There appear to be 14 characters not 15. The datasheet says there should be 16 but the CR and LF do not appear to be present. So try reading 14 rather than 15 characters.
EOT and SOT are ASCII characters with the values 2 and 3. Look at an ASCII chart to get the idea. They are distinct from the stop bit. Each ASCII character is sent as 8N1 (as defined ...
I'm looking at the same problem with (currently) a single but different RFID USB (HIDevice) reader. It presents a 10-digit number and a (CR +?) LF (from the tag read) as if it was typed in at a keyboard. I made some headway with adding a new rule 10-local.rules to the /lib/udev/rules.d/ system to add a known name as a symlink in the /dev directory:
I have the linked housing and your setup will not fit in there, but I guess you're asking for housings in general and not the particular one. Next, I think you want to know what the impact of the additional plastic is on the wireless signal.
For the housing, you could design a 3D model and then have it printed. That way it will fit exactly to what you have ...
Modmypi makes a case which accepts spacer plates that raise the height of the case. You would need to mount the RFID reader to the cover (hot glue and/or some standoffs would work) but it should fit given the right number of spacer plates. One additional add on for this case is a cover for the SD card which is tamperproof.
Another option would be to create ...
To resolve this issue, edit in your MFRC522 library a line of spidev code for 1.0. Add dtoverlay = spi1-3cs to the /boot/config.txt file.
Edit or reduce reader 22 reset to any other GPIO in the MFRC522 library.
This sounds like an excellent application for RFID cards. RFID scanners are very cheap. When an RFID card or key fob is brought into proximity of the scanner, the scanner will record/register its arrival. Each RFID card can have its own unique ID and can also be programmed to contain a small amount of additional information.
The most popular RFID scanner ...
I just had a look at some Amazon reviews (hopefully of the item you have).
The reviews suggest it does not have a full SDK. It just acts as a keyboard and prints out the card number (plus carriage return).
One reviewer noted that the DIP switches change the data format as follows.

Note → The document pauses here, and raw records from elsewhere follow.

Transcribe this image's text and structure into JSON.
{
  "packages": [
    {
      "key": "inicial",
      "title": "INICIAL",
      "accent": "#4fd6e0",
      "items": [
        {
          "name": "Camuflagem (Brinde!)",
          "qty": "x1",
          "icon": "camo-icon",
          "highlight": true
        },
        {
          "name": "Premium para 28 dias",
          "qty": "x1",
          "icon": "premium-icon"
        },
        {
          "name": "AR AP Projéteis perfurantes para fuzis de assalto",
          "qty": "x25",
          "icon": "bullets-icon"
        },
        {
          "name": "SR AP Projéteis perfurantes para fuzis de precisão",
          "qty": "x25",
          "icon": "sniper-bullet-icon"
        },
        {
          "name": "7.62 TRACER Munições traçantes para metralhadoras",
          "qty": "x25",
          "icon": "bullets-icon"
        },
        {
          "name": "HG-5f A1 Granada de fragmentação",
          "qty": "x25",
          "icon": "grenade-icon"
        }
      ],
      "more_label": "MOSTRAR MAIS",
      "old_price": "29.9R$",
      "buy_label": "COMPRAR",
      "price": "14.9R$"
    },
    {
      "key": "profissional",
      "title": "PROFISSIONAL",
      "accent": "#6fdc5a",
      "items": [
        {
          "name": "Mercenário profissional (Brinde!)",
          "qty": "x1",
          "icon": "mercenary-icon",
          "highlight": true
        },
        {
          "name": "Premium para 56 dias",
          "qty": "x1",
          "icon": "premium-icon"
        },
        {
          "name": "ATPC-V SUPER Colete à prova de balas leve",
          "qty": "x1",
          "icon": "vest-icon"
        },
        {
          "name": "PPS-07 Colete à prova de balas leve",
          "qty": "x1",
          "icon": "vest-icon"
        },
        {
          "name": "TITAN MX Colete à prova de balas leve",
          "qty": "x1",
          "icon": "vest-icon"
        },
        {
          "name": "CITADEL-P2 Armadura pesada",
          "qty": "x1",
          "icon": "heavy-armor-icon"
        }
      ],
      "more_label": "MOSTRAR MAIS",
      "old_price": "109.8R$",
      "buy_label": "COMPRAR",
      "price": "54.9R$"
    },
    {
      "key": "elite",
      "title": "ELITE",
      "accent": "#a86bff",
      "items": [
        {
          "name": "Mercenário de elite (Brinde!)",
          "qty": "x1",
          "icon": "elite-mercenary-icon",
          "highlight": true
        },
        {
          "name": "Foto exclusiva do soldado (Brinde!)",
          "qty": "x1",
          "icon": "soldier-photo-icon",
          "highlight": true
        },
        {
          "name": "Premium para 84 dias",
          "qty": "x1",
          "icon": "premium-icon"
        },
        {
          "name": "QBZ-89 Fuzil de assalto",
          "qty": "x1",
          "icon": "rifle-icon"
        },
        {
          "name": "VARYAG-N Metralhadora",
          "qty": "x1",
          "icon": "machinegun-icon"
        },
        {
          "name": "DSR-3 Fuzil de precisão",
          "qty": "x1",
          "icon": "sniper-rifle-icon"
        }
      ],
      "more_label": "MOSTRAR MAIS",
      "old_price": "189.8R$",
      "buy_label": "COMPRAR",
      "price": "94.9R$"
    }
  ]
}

So I have a card with the UID 4B32EcDE (32bit Dec 3740021323) in the
Your rc522 reader has "CS" pin which can be controlled to activate each rc522 reader.
You can try to toggle them one by one to be able to read the individual one.
The MFRC522-python module does not seem to allow to control/specify it, so you may need to modify the module or control GPIO pin yourself:
that's line 113 in https://github.com/mxgxw/MFRC522-...
You mentioned that this is a compiled application, that works on x86 processors. This sounds like your problem. The Raspberry Pi's processor doesn't use an x86 architecture, or anything close to it. Rather, the RPi 2 uses an arm7 instruction set.
To get it to work on the RPi, you will have to recompile it targeting the RPi's architecture at the very least. ...